And while the process does have some negative impacts, the emissions from producing these vehicles are more than offset during the vehicles’ operation as there are no tailpipe emissions.
According to sources ranging from Bloomberg New Energy Finance to industry analysts Wood Mackenzie, EVs are hands-down cleaner than their gasoline counterparts in terms of greenhouse gas emissions, during vehicle operations and over the full life cycle of the car.
Multiple analyses have supported this conclusion, including a study published earlier this year in the scientific journal Nature Sustainability.
That study, and others, finds that even in areas more reliant on coal-fired electricity, EVs are cleaner in terms of overall emissions than gasoline vehicles.
These facts overwhelmingly reveal the futility of CEI‘s claim that the electricity powering EVs may not be entirely “green,” and therefore EV emissions reductions are not that substantial.
Another question is what happens to EVs at the end of their life. EV batteries (typically lithium-ion) are generally landfill-safe, but recycling is also growing.
According to a 2019 analysis by McKinsey & Company, EV battery recycling and reuse are emerging industries with useful repurposing applications, as the batteries could be used in other energy storage applications to help electric grid reliability as more renewable power sources like solar and wind come online.
“The need to dispose of millions of EV batteries in the future has already led to the emergence of new recycling and reuse industries, creating new value pools with new potential to harness and integrate renewable power into our grids,” the analysis states, effectively debunking CEI‘s claim that EV battery disposal and recycling are problematic.
A Defense of the Status Quo
Overall, Lieberman’s paper appears to be less of an objective examination of environmental concerns with EVs and more of a subtle defense of the status quo’s petroleum-dominated transportation system, with the purpose of urging policymakers not to accelerate the shift towards electrified transportation.
Towards the end of his paper, for example, Lieberman claims gasoline-powered vehicles (or internal combustion engine, “ICE,” vehicles) are getting cleaner, and competition from EVs threatens that progress.
“Thus, it is not clear whether replacing ICE vehicles with EVs will ever deliver reduced emissions,” he writes.
“The bulk of the reduction in emissions in the transportation sector over the last two decades has been due to higher fuel efficiency and lower emissions in ICE vehicles rather than the introduction of EVs.

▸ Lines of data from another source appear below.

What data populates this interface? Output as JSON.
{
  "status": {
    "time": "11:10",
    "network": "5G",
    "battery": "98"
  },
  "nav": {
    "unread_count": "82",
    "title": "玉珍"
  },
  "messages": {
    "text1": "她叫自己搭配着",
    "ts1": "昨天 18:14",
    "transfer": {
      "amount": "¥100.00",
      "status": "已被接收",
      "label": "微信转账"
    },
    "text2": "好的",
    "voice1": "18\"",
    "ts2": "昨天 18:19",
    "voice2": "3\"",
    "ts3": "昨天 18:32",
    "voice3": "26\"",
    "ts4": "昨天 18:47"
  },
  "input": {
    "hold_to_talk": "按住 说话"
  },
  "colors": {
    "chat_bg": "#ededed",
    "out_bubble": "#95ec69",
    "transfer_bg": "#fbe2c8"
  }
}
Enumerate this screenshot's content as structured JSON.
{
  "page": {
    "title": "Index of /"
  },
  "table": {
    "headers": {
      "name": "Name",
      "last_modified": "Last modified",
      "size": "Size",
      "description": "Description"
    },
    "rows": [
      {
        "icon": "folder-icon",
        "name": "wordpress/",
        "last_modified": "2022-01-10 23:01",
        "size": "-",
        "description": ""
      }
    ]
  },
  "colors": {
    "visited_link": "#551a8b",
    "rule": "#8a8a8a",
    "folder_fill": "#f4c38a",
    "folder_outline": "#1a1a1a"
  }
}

Any continued declines in ICE vehicle emissions would be jeopardized by measures to push them aside in favor of EVs.”
Lieberman supports his argument here by citing a report (titled “The Battery Car Delusion”) by another group disseminating climate science denial, the London-based Global Warming Policy Foundation.
And, as Reichmuth of the Union of Concerned Scientists noted, Lieberman’s attempt to point to higher fuel efficiency standards in conventional vehicles falls flat considering that CEI has fought to weaken, and even eliminate, these same standards.
“This is the same organization that is suing [over fuel efficiency standards] because they think the Trump rollback didn’t go far enough,” Reichmuth said.
“To claim the benefits of the Trump vehicle standards on reducing emissions at the same time as you’re literally in court arguing we shouldn’t have those efficiency standards, it just shows this isn’t a good faith argument.”
CEI did not respond to a request for comment on this observation and criticism.
Reichmuth added that this report, coming from an organization that has long worked to downplay climate risks to stave off policy responses, is not a useful contribution to the public discourse on electric vehicles and climate policy.
“It’s designed to sow doubt and slow the transition [to electric vehicles],” he said. “If you’re coming from a point of view that climate change isn’t real, then maybe EVs don’t make sense, but that’s not reality.”
Source: Desmog Blog. Reproduced with permission.